**Work item:** In the entries below, every line with the string "value" is to be reported.

<<<<

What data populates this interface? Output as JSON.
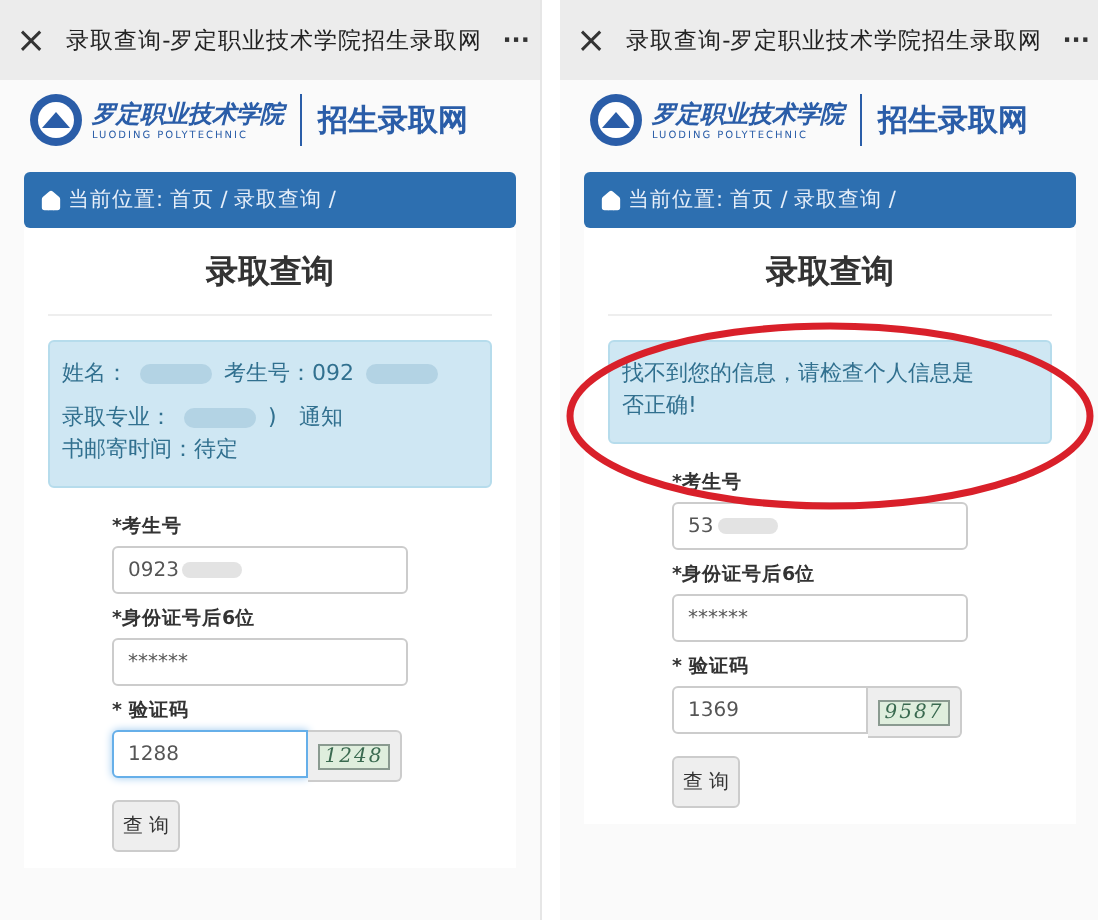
{
  "panels": [
    {
      "title_bar": {
        "close": "×",
        "title": "录取查询-罗定职业技术学院招生录取网",
        "more": "···"
      },
      "logo": {
        "name_cn": "罗定职业技术学院",
        "name_en": "LUODING POLYTECHNIC",
        "site": "招生录取网"
      },
      "breadcrumb": "当前位置: 首页 / 录取查询 /",
      "heading": "录取查询",
      "annotated": false,
      "alert": {
        "lines": [
          [
            {
              "kind": "text",
              "text": "姓名："
            },
            {
              "kind": "blur"
            },
            {
              "kind": "text",
              "text": "考生号：092"
            },
            {
              "kind": "blur"
            }
          ],
          [
            {
              "kind": "text",
              "text": "录取专业："
            },
            {
              "kind": "blur"
            },
            {
              "kind": "text",
              "text": ")　通知"
            }
          ],
          [
            {
              "kind": "text",
              "text": "书邮寄时间：待定"
            }
          ]
        ]
      },
      "fields": [
        {
          "label": "*考生号",
          "value": "0923",
          "blurred": true,
          "focused": false
        },
        {
          "label": "*身份证号后6位",
          "value": "******",
          "blurred": false,
          "focused": false
        }
      ],
      "captcha": {
        "label": "* 验证码",
        "value": "1288",
        "focused": true,
        "code": "1248"
      },
      "button": "查 询"
    },
    {
      "title_bar": {
        "close": "×",
        "title": "录取查询-罗定职业技术学院招生录取网",
        "more": "···"
      },
      "logo": {
        "name_cn": "罗定职业技术学院",
        "name_en": "LUODING POLYTECHNIC",
        "site": "招生录取网"
      },
      "breadcrumb": "当前位置: 首页 / 录取查询 /",
      "heading": "录取查询",
      "annotated": true,
      "alert": {
        "lines": [
          [
            {
              "kind": "text",
              "text": "找不到您的信息，请检查个人信息是"
            }
          ],
          [
            {
              "kind": "text",
              "text": "否正确!"
            }
          ]
        ]
      },
      "fields": [
        {
          "label": "*考生号",
          "value": "53",
          "blurred": true,
          "focused": false
        },
        {
          "label": "*身份证号后6位",
          "value": "******",
          "blurred": false,
          "focused": false
        }
      ],
      "captcha": {
        "label": "* 验证码",
        "value": "1369",
        "focused": false,
        "code": "9587"
      },
      "button": "查 询"
    }
  ]
}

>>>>

**Answer to the exercise:**
          "value": "0923",
          "value": "******",
        "value": "1288",
          "value": "53",
          "value": "******",
        "value": "1369",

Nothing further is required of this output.